·   Provide emergency drugs in all visited woredas        
·   Regular nutrition supplies to be distributed to woredas to sustain the nutrition service at facility level especially in priority 1 woredas(7 districts in Fafan zone,
·   Supplementary feeding program for children is urgently required for Awbare District
·   Deployment of Mobile Health and Nutrition teams to Jijiga and Gursum woredas
·   Urgent Initiation of EOS screening in All Hotspot priority districts in the zone (Jijiga, Tulli, Gursum, Babili, Harshen, Kebribeyah and Awbarre)

SECONDARY priorities to protect and restore livelihoods Priorities Between Priorities
Livelihoods and Food Security
·   Provide of seeds and farm, tools for the coming planting season and rehabilitation of ponds
·   Provide commercial and slaughter destocking in the worst case scenario 
·   Train WASH committee
Health and Nutrition
·   Establish and train emergency woreda rapid response teams
·   Build capacity on malaria, meningitis, AWD and measles outbreak control and severe acute malnutrition.
   Introduce Networking Cards to help the transmigrating students continue with their learning
   School Feeding Program. No dropout reported from schools with feeding program.
   Community mobilization. Outreach to families and students to return to school. 
   Improve access to food and water as the main drivers of students’ dropouts 
   Supply of educational in emergencies kits and teaching and learning materials including school tents.

Saturday, December 21, 2013

Bruce Tropical Cyclone Affected Extreme Weather and Flooding in East Java

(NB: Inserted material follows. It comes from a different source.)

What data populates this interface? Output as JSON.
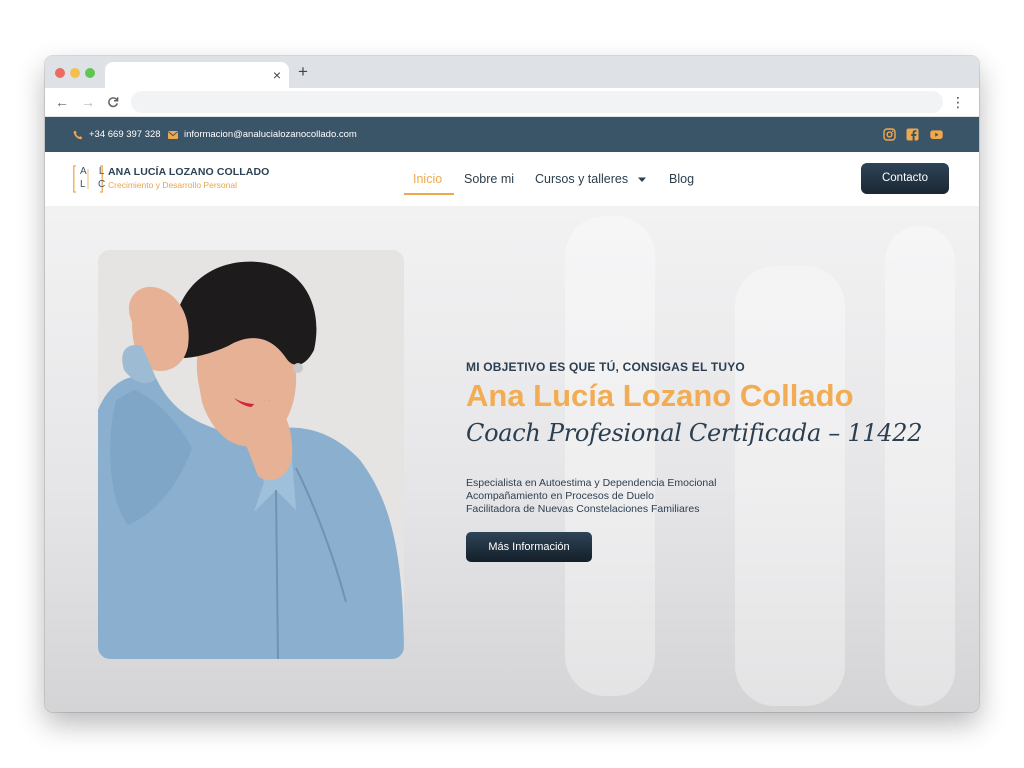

Bengawan Solo River overflowed and inundated at least 11,188 houses across 115 villages within 15 sub districts of Bojonegoro District,  East Java, on 21 December. The floods claimed three casualties and caused temporary displacement to around 1,675 persons in 10 displacement centres. Additonally, the floods also caused medium damages in 1,630 houses and light damages in 1,006 houses. Approximately 67 schools were inundated: 26 kindergarten schools,  34 elementary schools, 5 junior high schools,  and two senior high schools. Bojonegoro is forecasted to experience raining with medium intensity on 22 December. 
Local BPBD already set up public kitchens as they distributed food items to the displaced families. According to 2010 statistics,  Bojonegoro District is home for 335,278 families or 1,209,973 persons with 598,365 men and 611,608 women.

East Java, together with southern part of Central Kalimantan,  Maluku and Papua has been forecasted to experience extreme weather with heavy raining, thunderstorm and whirlwind for 20-22 December, following the emerging tropical cyclone Bruce at approximately 2,540 km southwest Kerinci that moves to the south away from Indonesia region with maximum speed at 110 knots or 205 km/hour. The cyclone was also predicted to cause high tide with 2-3 meters high in the sea water of Sabang, Simeulue, Nias, Mentawai,  Enggano, Bengkulu,  Lampung,  Sunda, Banten, Central Java, West Sumatra and southern part of Java. Rainfall intensity (even more during extreme weather),  sea water surface (high tide) and water flow and absorption capacity of the land are three controlling factors that would trigger flooding. 

Sources: BNPB,  BMKG 
-Nova Ratnanto

Friday, November 22, 2013

Floods and Landslides in North Gorontalo

Heavy rain caused floods and landslides in Gorontalo on 22 November 2013 evening. The floods affected 11 villages across three sub districts in North Gorontalo District.

In Gentuma Raya Sub District, the floods affected at least 1,471 persons in Ipilo Village,  761 persons in Molongota Village, and 450 persons in Coklat Village.  

In Tomiloto Sub District,  the floods affected 503 persons in Leyad Village,  1,002 persons in Bubode Village,  692 persons in Milayo Village,  and 1,001 persons in Jembatan Merah Village.

In Kewandang Sub District, the floods affected 1,637 persons in Pentolo Village,  1,419 persons in Motilongo Village, and at least 2,239 persons in Titidu Village.

The heavy rain caused riverwater to overflow houses along the riverbanks.  District BPBD already work together with local police, military,  and community to clean up the debris as the floods subsided.

Source : BNPB,  North Gorontalo BPBD

-Nova Ratnanto

Wednesday, November 20, 2013